Approaching Catwoman with an open mind proved to be difficult because the theatrical reviews gave the movie a fairly uniform shellacking. I have liked movies that no one seemed to appreciate before so I was hoping I would come away with a better opinion than average. The least I was hoping for was something so bad it would entertain me on a whole different level. I was disappointed on both accounts.
Catwoman tells the story of dowdy Patience Phillips (Halle Berry, as if she could ever be dowdy), a meek graphic artist who works for a large cosmetics firm headed by George and Laurel Hedare (Lambert Wilson and Sharon Stone). While trying to rescue a cat off the ledge of a building, she meets handsome police officer Tom Lone (Benjamin Bratt) (why is no one ever named Lebowski or Lundegaard except in Joel and Ethan Coen movies?) who rescues her after mistakenly assuming she is trying to commit suicide.
Patience stumbles on to some nefarious plan being hatched by the firm she works for and is murdered for her bad timing. The elusive kitty who she tried to save hacks up a mystical, vaporous hairball on her face and revives Patience, which also turns her into Catwoman so she can steal things (hey, just like my cat!), eat tuna, sleep on high shelves, and wreak vengeance on those who wronged her. Meanwhile her Patience persona gets into it hot and heavy with Tom romantically while her kitty woman persona does battle with the police officer.
Where to start on what is wrong with this movie? Up to the point where Patience is revived, the movie is fairly competent – characters are introduced, situations are set up, things happen – workmanlike but watchable. Then it all collapses as the movie starts meandering.
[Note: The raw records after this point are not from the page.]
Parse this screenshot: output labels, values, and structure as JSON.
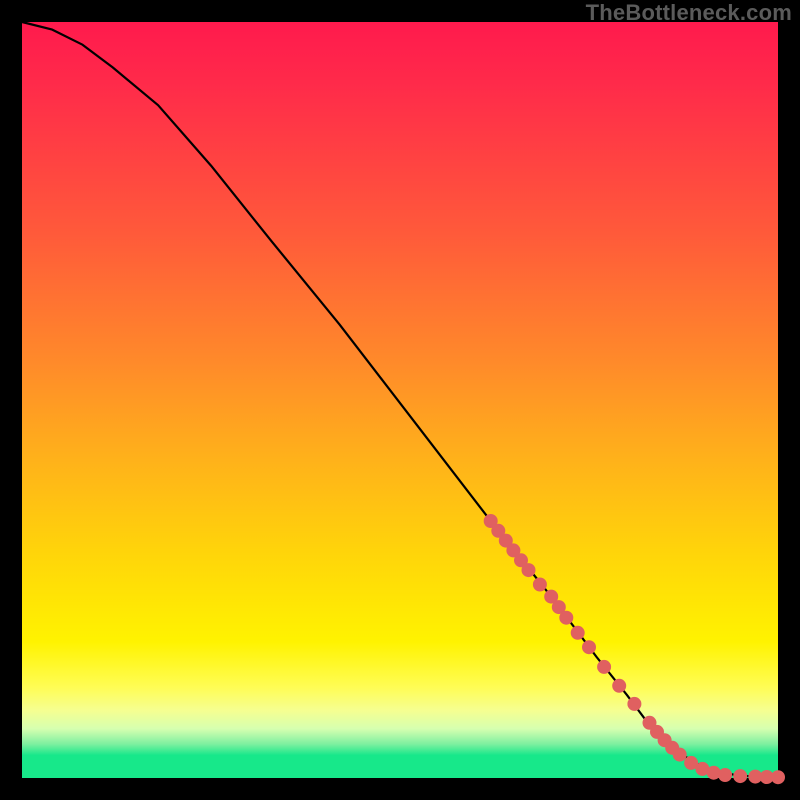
{
  "watermark": "TheBottleneck.com",
  "chart_data": {
    "type": "line",
    "title": "",
    "xlabel": "",
    "ylabel": "",
    "xlim": [
      0,
      100
    ],
    "ylim": [
      0,
      100
    ],
    "curve": {
      "name": "bottleneck-curve",
      "x": [
        0,
        4,
        8,
        12,
        18,
        25,
        33,
        42,
        52,
        62,
        70,
        76,
        80,
        83,
        86,
        89,
        92,
        95,
        98,
        100
      ],
      "y": [
        100,
        99,
        97,
        94,
        89,
        81,
        71,
        60,
        47,
        34,
        24,
        16,
        11,
        7,
        4,
        2,
        0.8,
        0.3,
        0.15,
        0.1
      ]
    },
    "markers": {
      "name": "highlighted-points",
      "color": "#e06060",
      "x": [
        62,
        63,
        64,
        65,
        66,
        67,
        68.5,
        70,
        71,
        72,
        73.5,
        75,
        77,
        79,
        81,
        83,
        84,
        85,
        86,
        87,
        88.5,
        90,
        91.5,
        93,
        95,
        97,
        98.5,
        100
      ],
      "y": [
        34,
        32.7,
        31.4,
        30.1,
        28.8,
        27.5,
        25.6,
        24,
        22.6,
        21.2,
        19.2,
        17.3,
        14.7,
        12.2,
        9.8,
        7.3,
        6.1,
        5,
        4.0,
        3.1,
        2.0,
        1.2,
        0.7,
        0.4,
        0.25,
        0.18,
        0.13,
        0.1
      ]
    }
  }
}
Too much time is spent on establishing Patience’s cat-like behaviors and abilities, and expanding her relationship with Tom. To make matters worse, the direction and editing of the action sequences commit the unpardonable sin of confusing the audience as to what is going on. Would-be directors out there: it is entirely possible to film action sequences with the camera constantly in motion (see The Road Warrior) or with rapid edits (see The Terminator). It is of vital importance, however, that the people watching the film understand what is going on. In both examples I cited I never lost track of what the characters were doing.
The DVD release is as appropriately unremarkable as the movie itself. The sound and the picture quality are fine, but they aren't really anything to condemn or praise. The extras are somewhat bare bones and there are no commentary tracks. Fine by me, but it would have been a little interesting to hear some director’s comments as he has some explaining to do for some of his poor choices. Included is a standard behind-the-scenes documentary, trailers, and just-as-boring deleted scenes.
I did enjoy the featurette “The many Faces of Catwoman” because it explored in surprising depth the incarnations of the character in the Batman comics as well as in the television shows and movies. I’m forever complaining about the lack of supplementary material in DVD extras and here is one of the best examples I have recently seen, containing interviews with all of the actresses who have played her, including Julie Newmar, Eartha Kitt, and Michelle Pfeiffer. Of course the net result of this featurette was to remind me of far more entertaining characters and shows.
Overall what is so frustrating about this movie is that it could have been decent with only a few changes. Not every superhero movie has to be Spider-Man (although that would be okay, too). Better direction and a tighter script might have produced an entertaining movie, although I have no real problems with the cast or the premise. The ultimate condemnation of this movie came from my husband, who watched Catwoman with me. He has standard entertainment tastes and is a good gauge as to what the general movie going public will like. About three quarters of the way through the movie he yawned, and left to go play Battlefield 1942. No matter what else is right or wrong, the one insurmountable error any movie can make is to bore its target audience to the point where they leave.